Bad Medicine

For Tooth-Pain Relief, Just Add Sugar

Adorable little blond girl getting her teeth checked at the dentist
Common anesthesias don't always work to dull the dental-drilling pain, but now researchers have found a pinch of the sugar mannitol may do the trick. (Image credit: Kim Ruoff | Shutterstock)

Among the words most commonly mumbled from a dentist's chair, "more Novocaine" surely must rank high. After all, anesthesia for basic dental procedures fails to numb in up to 40 percent of cases, studies have shown.

Now doctors have found that mixing dental anesthesia with mannitol, a simple sugar alcohol, greatly improves the pain-numbing effect that both patient and dentist so desperately crave.

As relayed in the current issue of the journal Anesthesia Progress, mannitol apparently helps to open the membrane that protects nerve fibers under the tooth, allowing the anesthesia to seep in. The mannitol helped reduce the pain of 40 subjects who were otherwise unfortunate enough to need three dental appointments to fix their teeth.

Best of all, mannitol, which is nearly identical to the sweetener sorbitol, is a safe and natural chemical found in fruits and vegetables and quickly passes through the body.

The most common anesthetic injection for basic dental work, such as fillings for molars, is the inferior alveolar nerve (IAN) block. The standard injection in the United States contains lidocaine and epinephrine.

Lidocaine is the anesthetic part; epinephrine is a vasoconstrictor that slows the absorption of lidocaine into the bloodstream, allowing it to linger around the tooth nerves for longer. The term novocaine often is used generically for dental anesthetics, but Novocaine, with a capital N, is technically the trade name for procaine, an anesthetic first synthesized in 1905 and not commonly used today.

In this study conducted by dental researchers from Ohio State University, 40 patients randomly received a different IAN block during three related visits to the dentist. One IAN block was the standard lidocaine-epinephrine mix; another was this plus about a milliliter of mannitol; and another was a higher volume of the lidocaine-epinephrine mix with the milliliter of mannitol.

Anything with mannitol lowered the pain sensation among patients. The mixture with a higher volume of lidocaine and epinephrine worked the best, although the pain relief wasn't uniform across the teeth, the subject for further investigation.

Lidocaine can cause dizziness, headaches, blurry vision and other adverse affects at concentrations higher than what was used in this study. Nevertheless, mannitol may allow dentists to use less lidocaine for even better results.

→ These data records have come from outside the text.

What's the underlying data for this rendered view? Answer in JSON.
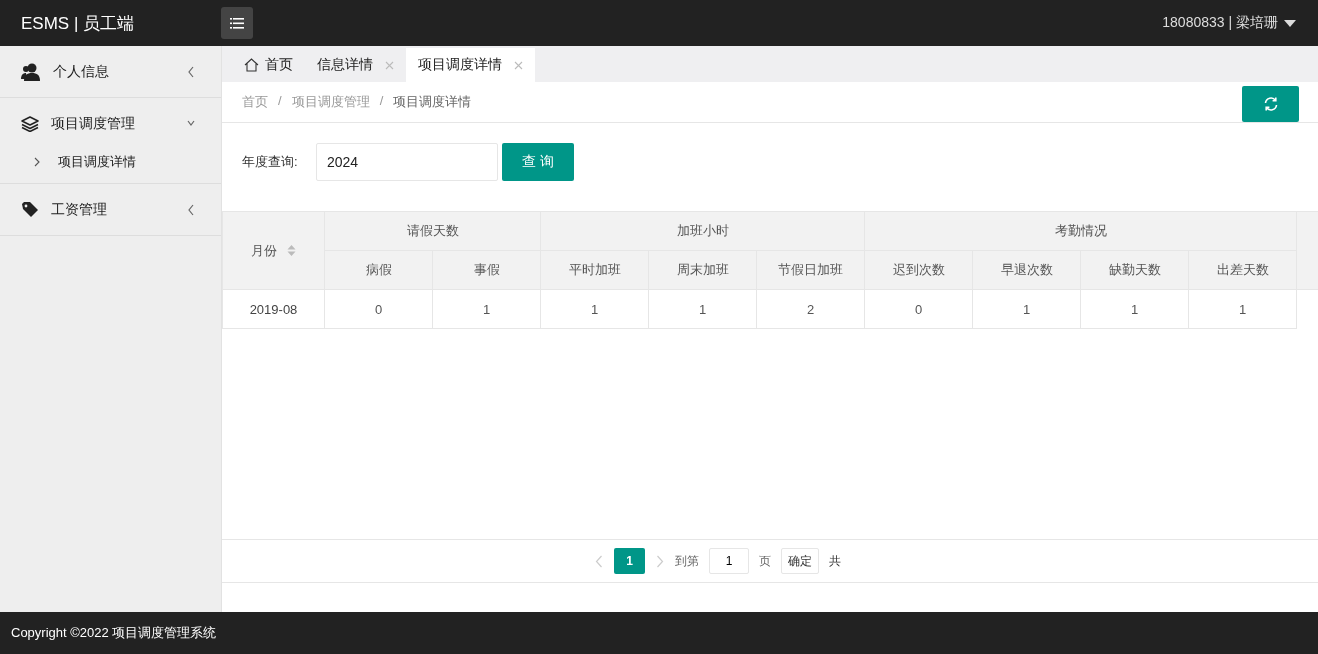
{
  "header": {
    "logo": "ESMS | 员工端",
    "user": "18080833 | 梁培珊"
  },
  "sidebar": {
    "items": [
      {
        "label": "个人信息",
        "expanded": false
      },
      {
        "label": "项目调度管理",
        "expanded": true,
        "children": [
          {
            "label": "项目调度详情"
          }
        ]
      },
      {
        "label": "工资管理",
        "expanded": false
      }
    ]
  },
  "tabs": [
    {
      "label": "首页",
      "kind": "home",
      "selected": false
    },
    {
      "label": "信息详情",
      "kind": "closable",
      "selected": false
    },
    {
      "label": "项目调度详情",
      "kind": "closable",
      "selected": true
    }
  ],
  "breadcrumb": {
    "separator": "/",
    "items": [
      "首页",
      "项目调度管理",
      "项目调度详情"
    ]
  },
  "search": {
    "label": "年度查询:",
    "value": "2024",
    "button": "查 询"
  },
  "table": {
    "month_header": "月份",
    "groups": [
      {
        "label": "请假天数",
        "columns": [
          "病假",
          "事假"
        ]
      },
      {
        "label": "加班小时",
        "columns": [
          "平时加班",
          "周末加班",
          "节假日加班"
        ]
      },
      {
        "label": "考勤情况",
        "columns": [
          "迟到次数",
          "早退次数",
          "缺勤天数",
          "出差天数"
        ]
      }
    ],
    "rows": [
      {
        "month": "2019-08",
        "cells": [
          "0",
          "1",
          "1",
          "1",
          "2",
          "0",
          "1",
          "1",
          "1"
        ]
      }
    ]
  },
  "pagination": {
    "pages": [
      {
        "label": "1",
        "selected": true
      }
    ],
    "goto_label": "到第",
    "goto_value": "1",
    "page_unit": "页",
    "confirm": "确定",
    "total_prefix": "共"
  },
  "footer": "Copyright ©2022 项目调度管理系统"
}
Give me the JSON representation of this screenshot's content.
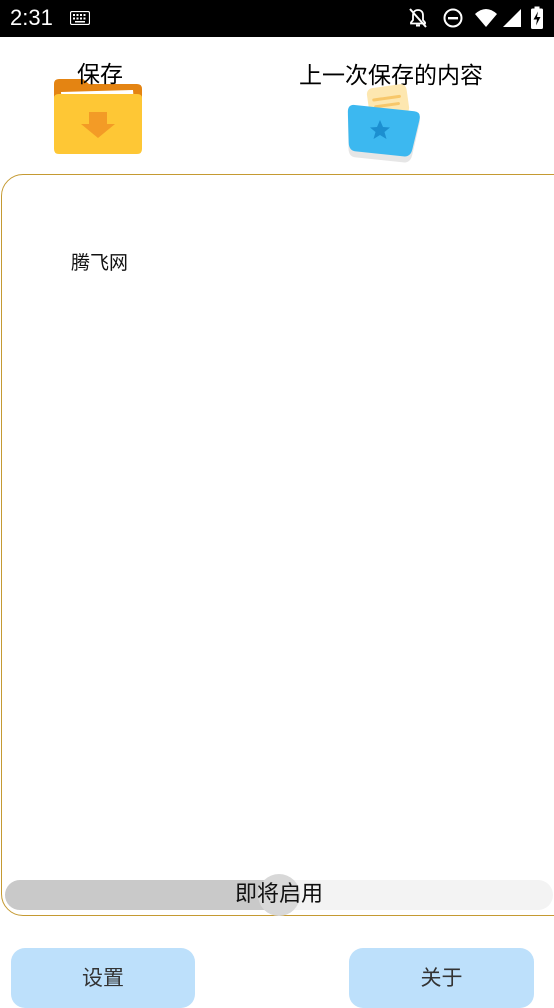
{
  "status_bar": {
    "time": "2:31",
    "icons": [
      "keyboard-icon",
      "notifications-off-icon",
      "do-not-disturb-icon",
      "wifi-icon",
      "signal-icon",
      "battery-charging-icon"
    ]
  },
  "toolbar": {
    "save_label": "保存",
    "last_saved_label": "上一次保存的内容"
  },
  "editor": {
    "content": "腾飞网"
  },
  "slider": {
    "label": "即将启用",
    "value_fraction": 0.5
  },
  "buttons": {
    "settings": "设置",
    "about": "关于"
  },
  "colors": {
    "editor_border": "#c59a32",
    "button_bg": "#bde0fb",
    "folder_body": "#fec735",
    "folder_tab": "#e48412",
    "bag_blue": "#3cb8f0"
  }
}
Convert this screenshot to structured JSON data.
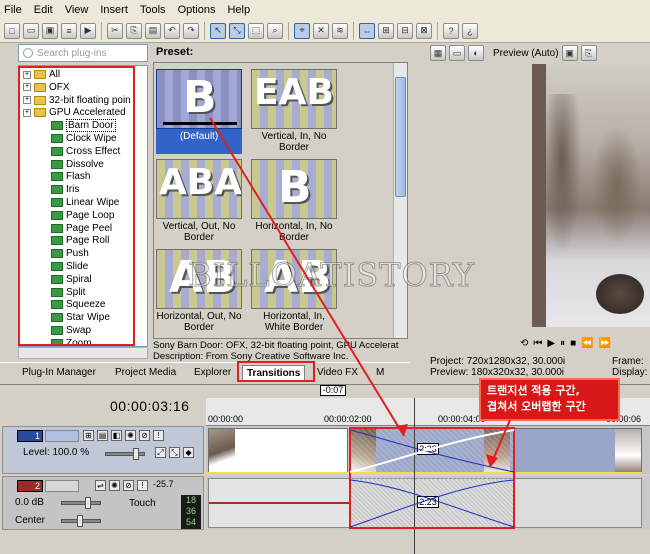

Unrelated to this dental work, adding powdered mannitol to standard therapy for cystic fibrosis produced sustained improvement in lung function for up to 52 weeks, according to a study to appear in the upcoming issue of the American Journal of Respiratory and Critical Care Medicine.

It all adds up possibly to 2012 being the year of mannitol, with apologies to the Chinese dragon.

Christopher Wanjek is the author of the books "Bad Medicine" and "Food At Work." His column, Bad Medicine, appears regularly on LiveScience.

Christopher Wanjek
Live Science Contributor

Christopher Wanjek is a Live Science contributor and a health and science writer. He is the author of three science books: Spacefarers (2020), Food at Work (2005) and Bad Medicine (2003). His "Food at Work" book and project, concerning workers' health, safety and productivity, was commissioned by the U.N.'s International Labor Organization. For Live Science, Christopher covers public health, nutrition and biology, and he has written extensively for The Washington Post and Sky & Telescope among others, as well as for the NASA Goddard Space Flight Center, where he was a senior writer. Christopher holds a Master of Health degree from Harvard School of Public Health and a degree in journalism from Temple University.